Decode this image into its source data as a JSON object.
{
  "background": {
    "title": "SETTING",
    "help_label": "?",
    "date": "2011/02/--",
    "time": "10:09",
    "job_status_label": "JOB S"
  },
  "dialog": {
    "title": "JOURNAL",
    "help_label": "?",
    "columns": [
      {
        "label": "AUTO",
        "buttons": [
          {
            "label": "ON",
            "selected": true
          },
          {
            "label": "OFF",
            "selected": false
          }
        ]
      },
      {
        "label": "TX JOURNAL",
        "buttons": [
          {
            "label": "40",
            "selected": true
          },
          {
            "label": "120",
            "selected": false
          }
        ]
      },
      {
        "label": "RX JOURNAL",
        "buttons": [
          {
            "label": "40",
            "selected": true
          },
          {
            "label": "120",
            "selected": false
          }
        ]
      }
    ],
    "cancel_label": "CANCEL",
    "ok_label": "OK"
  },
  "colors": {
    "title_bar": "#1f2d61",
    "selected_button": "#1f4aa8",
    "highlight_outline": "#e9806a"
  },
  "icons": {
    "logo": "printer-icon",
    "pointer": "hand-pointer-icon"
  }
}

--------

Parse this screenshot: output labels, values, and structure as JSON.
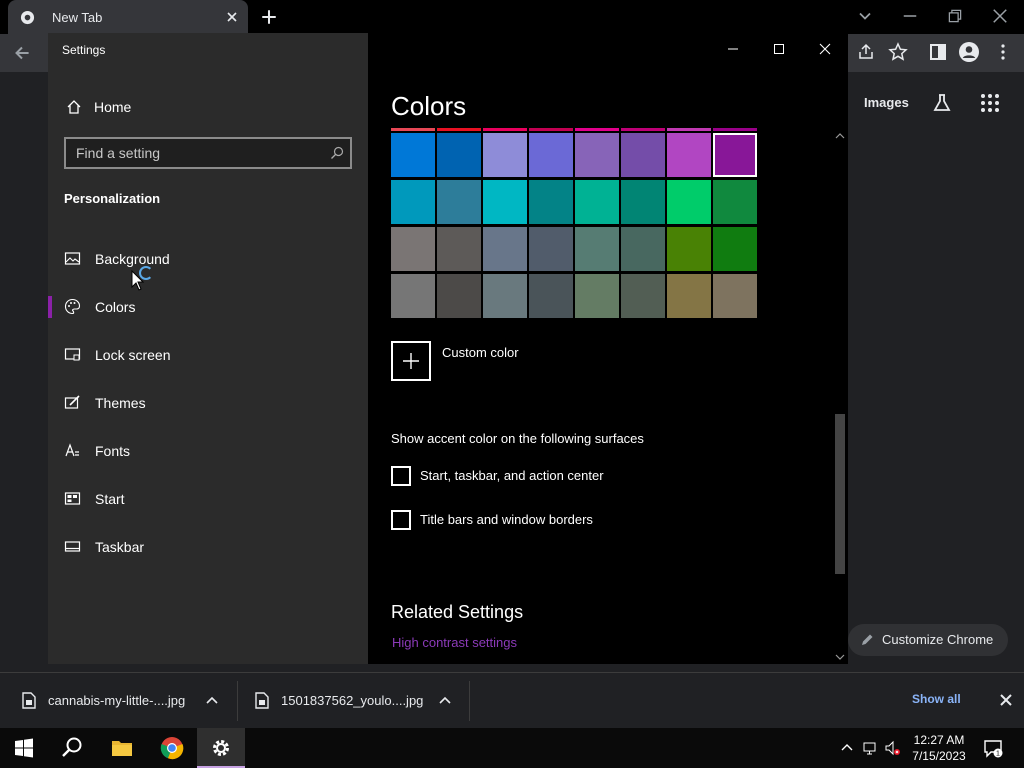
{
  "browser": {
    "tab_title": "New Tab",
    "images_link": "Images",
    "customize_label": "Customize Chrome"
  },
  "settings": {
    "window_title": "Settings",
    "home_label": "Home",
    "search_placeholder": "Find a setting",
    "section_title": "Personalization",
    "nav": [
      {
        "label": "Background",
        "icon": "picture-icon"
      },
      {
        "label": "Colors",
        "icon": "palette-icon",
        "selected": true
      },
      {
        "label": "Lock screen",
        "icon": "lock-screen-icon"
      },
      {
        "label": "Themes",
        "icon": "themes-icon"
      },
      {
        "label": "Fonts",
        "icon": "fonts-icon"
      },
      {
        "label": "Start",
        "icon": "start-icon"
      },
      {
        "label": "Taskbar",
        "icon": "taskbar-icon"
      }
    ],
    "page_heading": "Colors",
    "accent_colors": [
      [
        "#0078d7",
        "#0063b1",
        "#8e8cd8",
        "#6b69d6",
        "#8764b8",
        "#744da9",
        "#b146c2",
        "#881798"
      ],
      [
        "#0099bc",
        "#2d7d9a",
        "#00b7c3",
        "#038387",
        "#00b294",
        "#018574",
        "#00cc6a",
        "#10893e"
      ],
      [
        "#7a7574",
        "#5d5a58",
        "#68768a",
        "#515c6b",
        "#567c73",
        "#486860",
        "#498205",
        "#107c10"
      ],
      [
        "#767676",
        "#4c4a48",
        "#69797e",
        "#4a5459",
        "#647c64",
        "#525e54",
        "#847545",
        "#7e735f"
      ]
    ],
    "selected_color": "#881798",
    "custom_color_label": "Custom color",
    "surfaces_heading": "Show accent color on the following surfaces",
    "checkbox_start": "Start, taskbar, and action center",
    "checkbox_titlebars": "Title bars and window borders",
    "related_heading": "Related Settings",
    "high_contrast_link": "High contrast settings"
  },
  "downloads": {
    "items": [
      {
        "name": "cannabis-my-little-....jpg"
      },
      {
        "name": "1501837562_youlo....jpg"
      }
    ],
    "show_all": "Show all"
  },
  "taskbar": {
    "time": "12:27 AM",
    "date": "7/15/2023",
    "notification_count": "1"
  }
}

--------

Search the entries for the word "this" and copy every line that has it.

Solution:
Decode this image into its source data as a JSON object.
Parse this screenshot: output labels, values, and structure as JSON.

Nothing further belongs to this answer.